This Historic District Profile was developed to help property owners. It explains the typical features of buildings found in Norhill. This can be helpful when you are planning a project that would change your home’s exterior.

One of the defining characteristics of a home in the Norhill neighborhood is its front porch. Bungalows typically had a large front porch, either under the main roof or under a projecting gable. Houses are clad with wood siding as well as (to a lesser extent) brick veneer. Many of them have fireplaces and chimneys.

On the Tudor cottages, the chimneys often take center stage next to the front door. Tudor houses typically have arched doorways and prominent front gables. The roof line along the gable, or above the porch, may be curved.

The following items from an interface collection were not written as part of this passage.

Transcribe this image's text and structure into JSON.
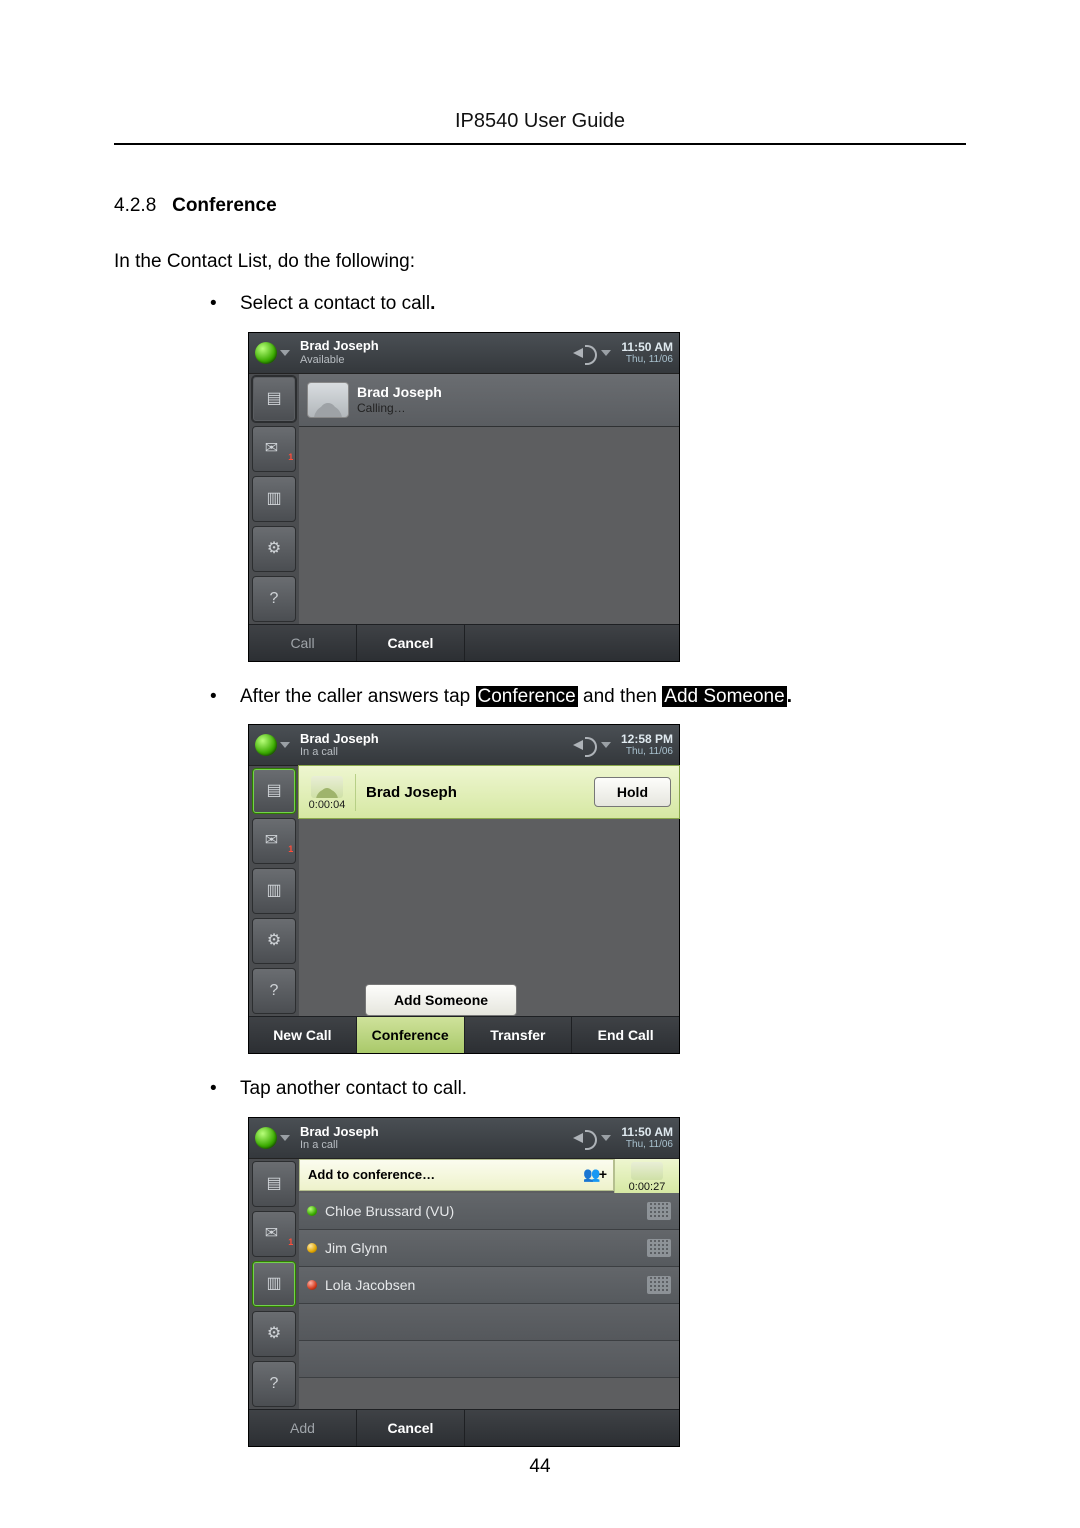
{
  "doc": {
    "title": "IP8540 User Guide",
    "section_no": "4.2.8",
    "section_title": "Conference",
    "intro": "In the Contact List, do the following:",
    "bullet1": "Select a contact to call",
    "bullet2_pre": "After the caller answers tap ",
    "bullet2_hl1": "Conference",
    "bullet2_mid": " and then ",
    "bullet2_hl2": "Add Someone",
    "bullet3": "Tap another contact to call.",
    "page_no": "44"
  },
  "shot1": {
    "user_name": "Brad Joseph",
    "user_status": "Available",
    "time": "11:50 AM",
    "date": "Thu, 11/06",
    "call_name": "Brad Joseph",
    "call_status": "Calling…",
    "soft_call": "Call",
    "soft_cancel": "Cancel"
  },
  "shot2": {
    "user_name": "Brad Joseph",
    "user_status": "In a call",
    "time": "12:58 PM",
    "date": "Thu, 11/06",
    "elapsed": "0:00:04",
    "call_name": "Brad Joseph",
    "hold": "Hold",
    "add_someone": "Add Someone",
    "soft_newcall": "New Call",
    "soft_conference": "Conference",
    "soft_transfer": "Transfer",
    "soft_endcall": "End Call"
  },
  "shot3": {
    "user_name": "Brad Joseph",
    "user_status": "In a call",
    "time": "11:50 AM",
    "date": "Thu, 11/06",
    "header": "Add to conference…",
    "elapsed": "0:00:27",
    "contacts": {
      "0": "Chloe Brussard (VU)",
      "1": "Jim Glynn",
      "2": "Lola Jacobsen"
    },
    "soft_add": "Add",
    "soft_cancel": "Cancel"
  }
}
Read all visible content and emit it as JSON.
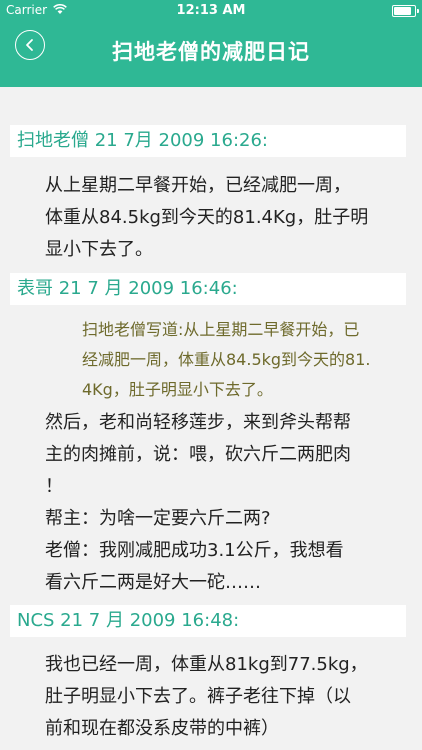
{
  "status_bar": {
    "carrier": "Carrier",
    "time": "12:13 AM",
    "battery_level": 0.95
  },
  "nav": {
    "title": "扫地老僧的减肥日记",
    "back_icon": "chevron-left-icon"
  },
  "colors": {
    "accent": "#2fb895",
    "author": "#2aa98e",
    "quote": "#6e6a2c"
  },
  "posts": [
    {
      "header": "扫地老僧 21 7月 2009 16:26:",
      "lines": [
        "从上星期二早餐开始，已经减肥一周，",
        "体重从84.5kg到今天的81.4Kg，肚子明",
        "显小下去了。"
      ]
    },
    {
      "header": "表哥 21 7 月 2009 16:46:",
      "quote_lines": [
        "扫地老僧写道:从上星期二早餐开始，已",
        "经减肥一周，体重从84.5kg到今天的81.",
        "4Kg，肚子明显小下去了。"
      ],
      "lines": [
        "然后，老和尚轻移莲步，来到斧头帮帮",
        "主的肉摊前，说：喂，砍六斤二两肥肉",
        "！",
        "帮主：为啥一定要六斤二两?",
        "老僧：我刚减肥成功3.1公斤，我想看",
        "看六斤二两是好大一砣……"
      ]
    },
    {
      "header": "NCS 21 7 月 2009 16:48:",
      "lines": [
        "我也已经一周，体重从81kg到77.5kg，",
        "肚子明显小下去了。裤子老往下掉（以",
        "前和现在都没系皮带的中裤）"
      ]
    }
  ]
}
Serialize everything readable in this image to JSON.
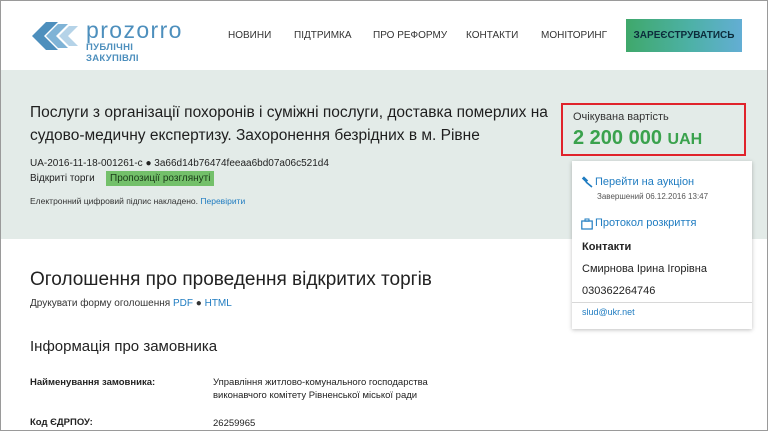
{
  "header": {
    "logo_word": "prozorro",
    "logo_sub": "ПУБЛІЧНІ ЗАКУПІВЛІ",
    "nav": [
      "НОВИНИ",
      "ПІДТРИМКА",
      "ПРО РЕФОРМУ",
      "КОНТАКТИ",
      "МОНІТОРИНГ"
    ],
    "register_label": "ЗАРЕЄСТРУВАТИСЬ"
  },
  "tender": {
    "title": "Послуги з організації похоронів і суміжні послуги, доставка померлих на судово-медичну експертизу. Захоронення безрідних в м. Рівне",
    "id_line": "UA-2016-11-18-001261-c ● 3a66d14b76474feeaa6bd07a06c521d4",
    "procedure_type": "Відкриті торги",
    "status": "Пропозиції розглянуті",
    "signature_text": "Електронний цифровий підпис накладено.",
    "signature_link": "Перевірити"
  },
  "value": {
    "label": "Очікувана вартість",
    "amount": "2 200 000",
    "currency": "UAH"
  },
  "side": {
    "auction_link": "Перейти на аукціон",
    "auction_finished": "Завершений 06.12.2016 13:47",
    "protocol_link": "Протокол розкриття",
    "contacts_title": "Контакти",
    "contact_name": "Смирнова Ірина Ігорівна",
    "contact_phone": "030362264746",
    "contact_email": "slud@ukr.net"
  },
  "main": {
    "title": "Оголошення про проведення відкритих торгів",
    "print_text": "Друкувати форму оголошення",
    "pdf": "PDF",
    "sep": "●",
    "html": "HTML",
    "section_title": "Інформація про замовника",
    "fields": [
      {
        "label": "Найменування замовника:",
        "value": "Управління житлово-комунального господарства виконавчого комітету Рівненської міської ради"
      },
      {
        "label": "Код ЄДРПОУ:",
        "value": "26259965"
      }
    ]
  },
  "colors": {
    "brand_blue": "#4d8fbd",
    "link": "#1f7cc1",
    "value_green": "#3aa24d",
    "highlight_red": "#e0232b",
    "status_green": "#73c06a",
    "panel_bg": "#e3ebe8"
  }
}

The neighborhood contains mostly single-family homes, with some duplexes. One-story garages and carports are usually plainly constructed, with no specific architectural style.

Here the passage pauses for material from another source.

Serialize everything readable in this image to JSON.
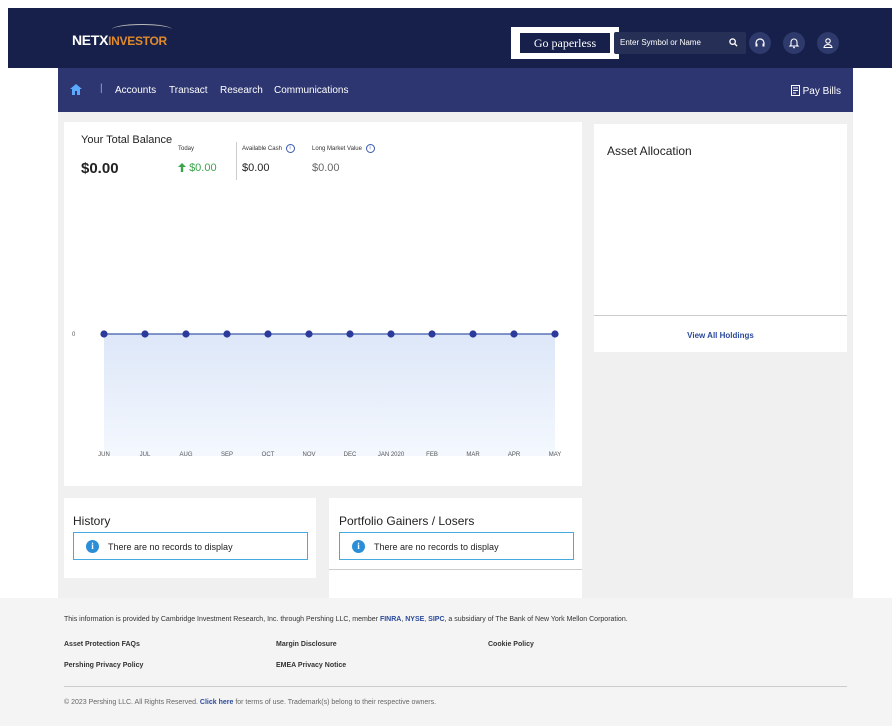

Once an Historic District is created, certain rules apply to the entire neighborhood. These rules require that changes to properties in the District must be appropriate. In other words, the historic character of the property must stay the same.

Exterior changes must be approved in advance. The Planning Department can help with this process. If the project is approved, the property owner receives a Certificate of Appropriateness. In many Houston neighborhoods, deed restrictions require that the neighborhood civic association also approve changes to a property. The civic association’s regulations and standards may differ from those of the City. The information shown here refers only to City requirements. Property owners should check with their neighborhood association before beginning any project.

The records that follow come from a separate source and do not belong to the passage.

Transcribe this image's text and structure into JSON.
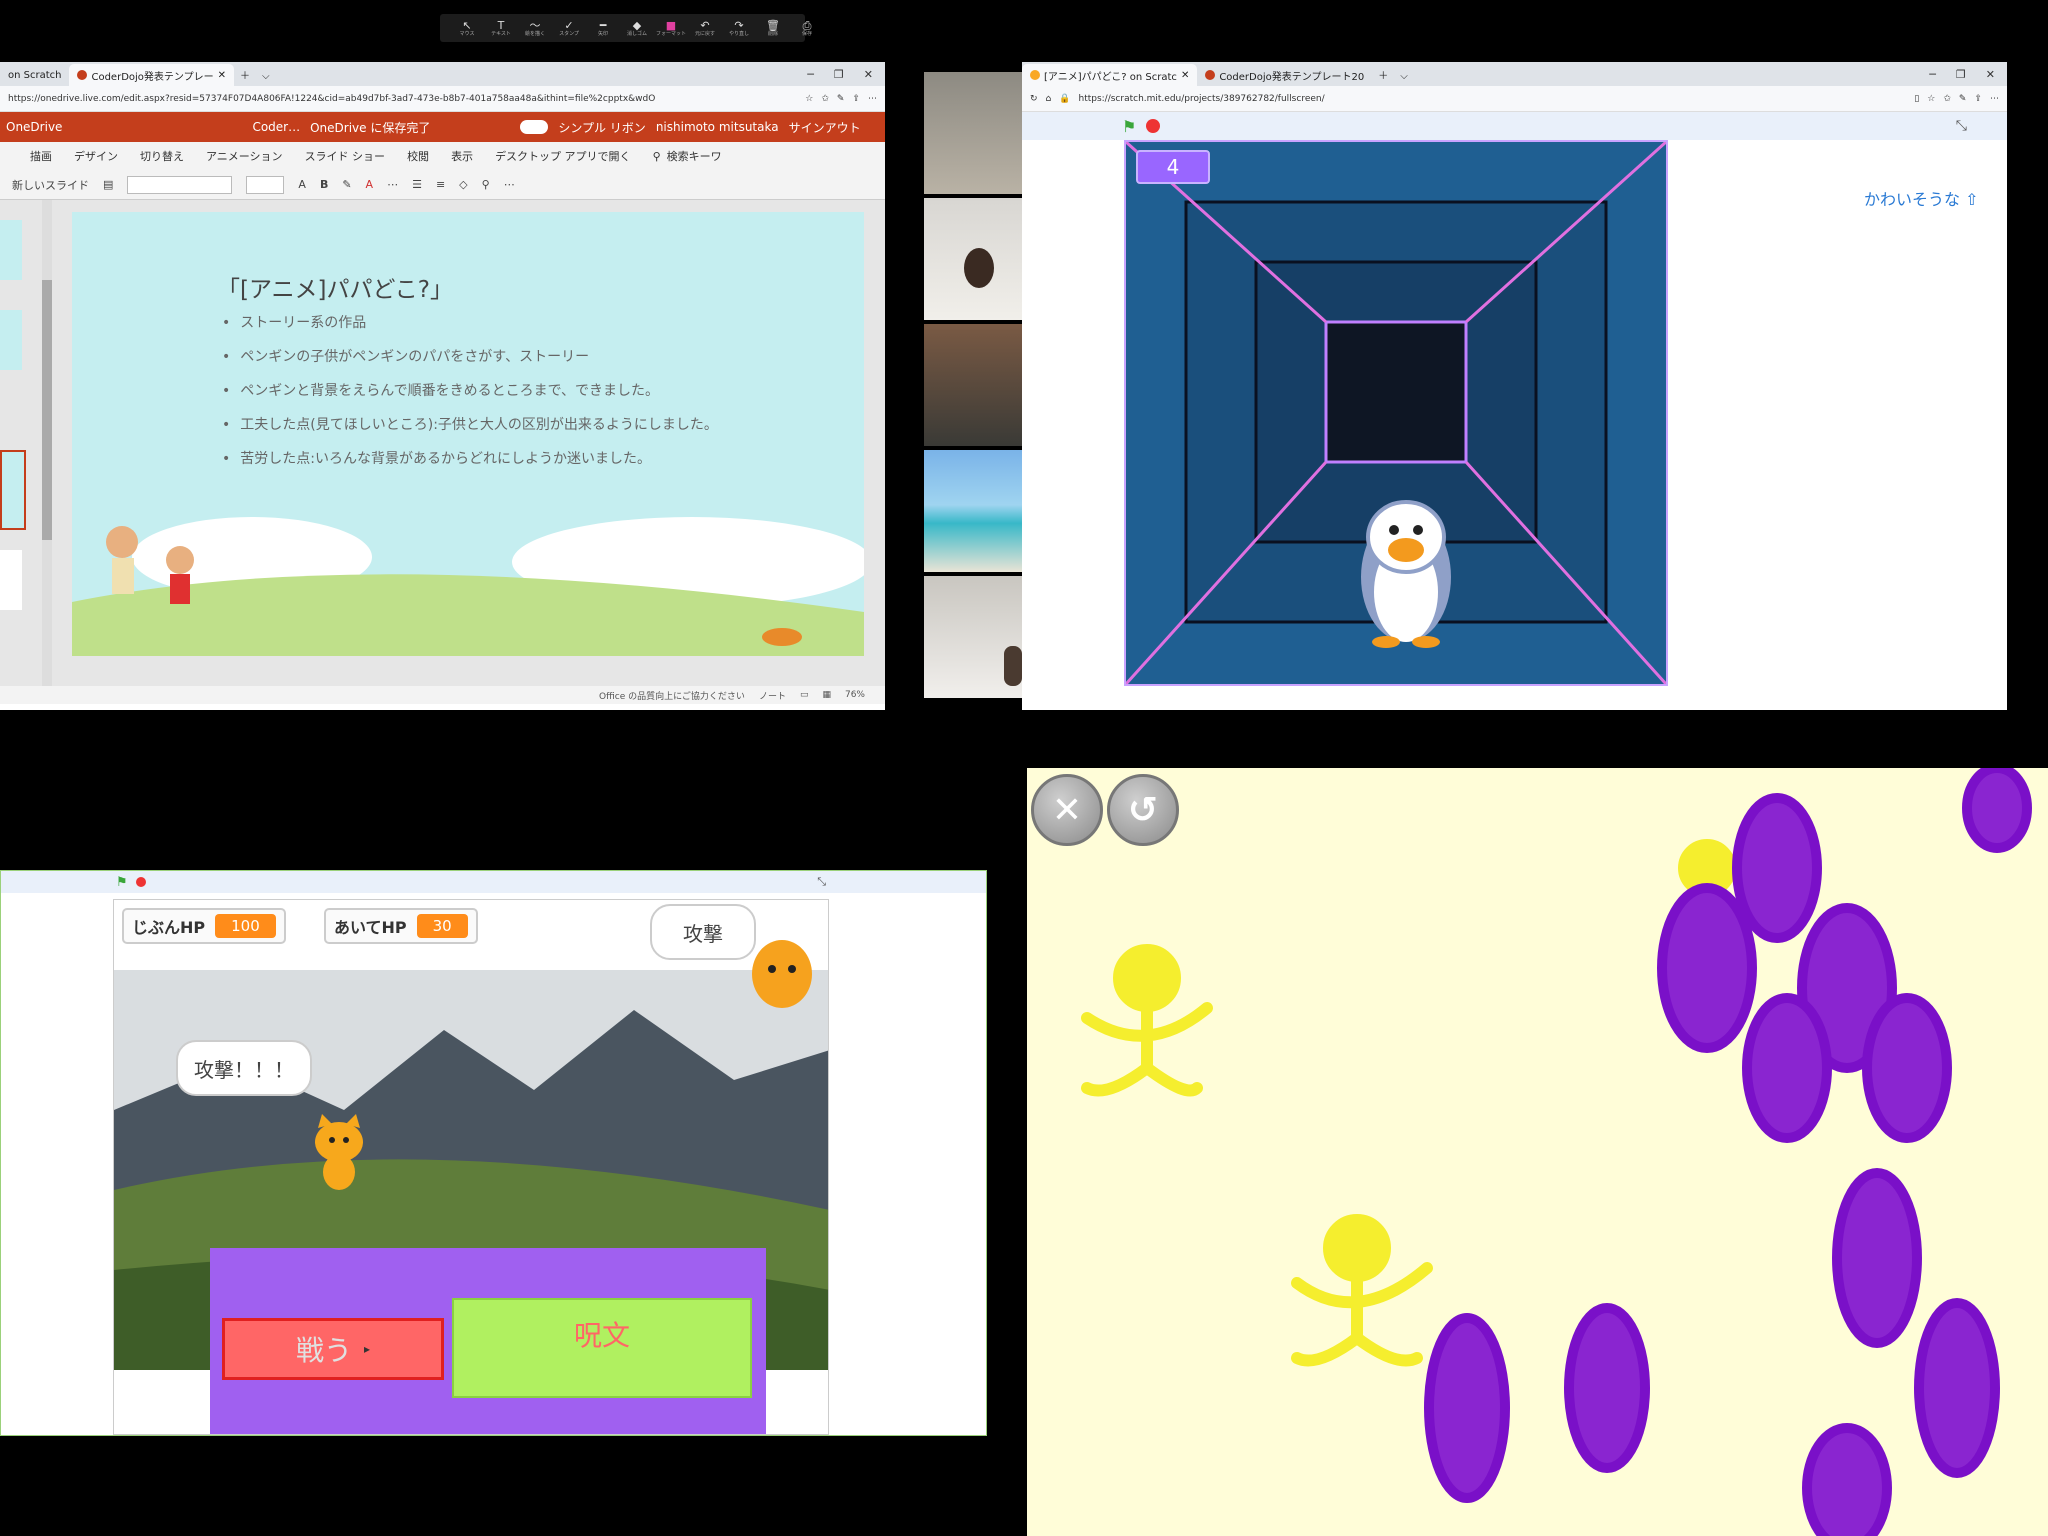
{
  "annotation_toolbar": {
    "tools": [
      {
        "glyph": "↖",
        "label": "マウス"
      },
      {
        "glyph": "T",
        "label": "テキスト"
      },
      {
        "glyph": "～",
        "label": "絵を描く"
      },
      {
        "glyph": "✓",
        "label": "スタンプ"
      },
      {
        "glyph": "━",
        "label": "矢印"
      },
      {
        "glyph": "◆",
        "label": "消しゴム"
      },
      {
        "glyph": "■",
        "label": "フォーマット"
      },
      {
        "glyph": "↶",
        "label": "元に戻す"
      },
      {
        "glyph": "↷",
        "label": "やり直し"
      },
      {
        "glyph": "🗑",
        "label": "削除"
      },
      {
        "glyph": "⎙",
        "label": "保存"
      }
    ]
  },
  "ppt_window": {
    "tab_prev": "on Scratch",
    "tab_active": "CoderDojo発表テンプレー",
    "url": "https://onedrive.live.com/edit.aspx?resid=57374F07D4A806FA!1224&cid=ab49d7bf-3ad7-473e-b8b7-401a758aa48a&ithint=file%2cpptx&wdO",
    "app_name": "OneDrive",
    "doc_title": "Coder…",
    "save_status": "OneDrive に保存完了",
    "simple_ribbon": "シンプル リボン",
    "user_name": "nishimoto mitsutaka",
    "signout": "サインアウト",
    "menu": [
      "描画",
      "デザイン",
      "切り替え",
      "アニメーション",
      "スライド ショー",
      "校閲",
      "表示",
      "デスクトップ アプリで開く",
      "検索キーワ"
    ],
    "new_slide": "新しいスライド",
    "slide": {
      "title": "「[アニメ]パパどこ?」",
      "bullets": [
        "ストーリー系の作品",
        "ペンギンの子供がペンギンのパパをさがす、ストーリー",
        "ペンギンと背景をえらんで順番をきめるところまで、できました。",
        "工夫した点(見てほしいところ):子供と大人の区別が出来るようにしました。",
        "苦労した点:いろんな背景があるからどれにしようか迷いました。"
      ]
    },
    "status": {
      "feedback": "Office の品質向上にご協力ください",
      "notes": "ノート",
      "zoom": "76%"
    }
  },
  "scratch_window": {
    "tab_active": "[アニメ]パパどこ? on Scratc",
    "tab_second": "CoderDojo発表テンプレート20",
    "url": "https://scratch.mit.edu/projects/389762782/fullscreen/",
    "counter": "4",
    "side_link": "かわいそうな"
  },
  "battle_game": {
    "my_hp_label": "じぶんHP",
    "my_hp": "100",
    "enemy_hp_label": "あいてHP",
    "enemy_hp": "30",
    "enemy_bubble": "攻撃",
    "cat_bubble": "攻撃！！！",
    "fight_button": "戦う",
    "spell_button": "呪文"
  },
  "colors": {
    "ppt_red": "#c43e1c",
    "scratch_purple": "#9966ff",
    "hp_orange": "#ff8c1a",
    "drawing_bg": "#fffdd8"
  }
}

When planning a building project within the Norhill Historic District, please refer to this chart. It shows which building elements are compatible and which are not. Definitions of common architectural terms can be found in the glossary.

Compatible Incompatible
  • Raised pier and beam
  • Slab on grade
  • Front porch (may be large or small)
  • Square or round columns
  • Squared/tapered porch supports
  • No porch
  • Hipped or gabled roof shapes
  • Low or medium pitch
  • Gable ornamentation
  • Wide or shallow eave overhang
  • Boxed eave overhang
  • Open eaves with exposed rafter tails
  • Dormers
  • Composition shingles
  • Shed, flat, gambrel or mansard roof shapes
  • Slate or tile roof
  • Cupolas or towers
Exterior Wall Cladding
  • Horizontal lapped, bevel, or drop wood siding
  • Patterned or plain brick masonry
  • Vertical siding
  • Corrugated metal
  • Flat modular panels
Front Door
  • Single door that faces street
  • Single door that faces side property line
  • Recessed panels
  • Glass lights
  • Sidelights
  • Masonry arches
  • Transoms
  • Double doors
  • Round fanlights
  • Pediments
  • Pilasters
  • Large, vertically proportioned
  • Double-hung, single-hung, or casement
  • Wood or wood clad
  • May have group (ribbon) of two or three windows in a row
  • Aluminum
  • Large plate glass
  • Patterned upper panes
  • Masonry arches or hoods
  • Pediments above windows
  • Fanlights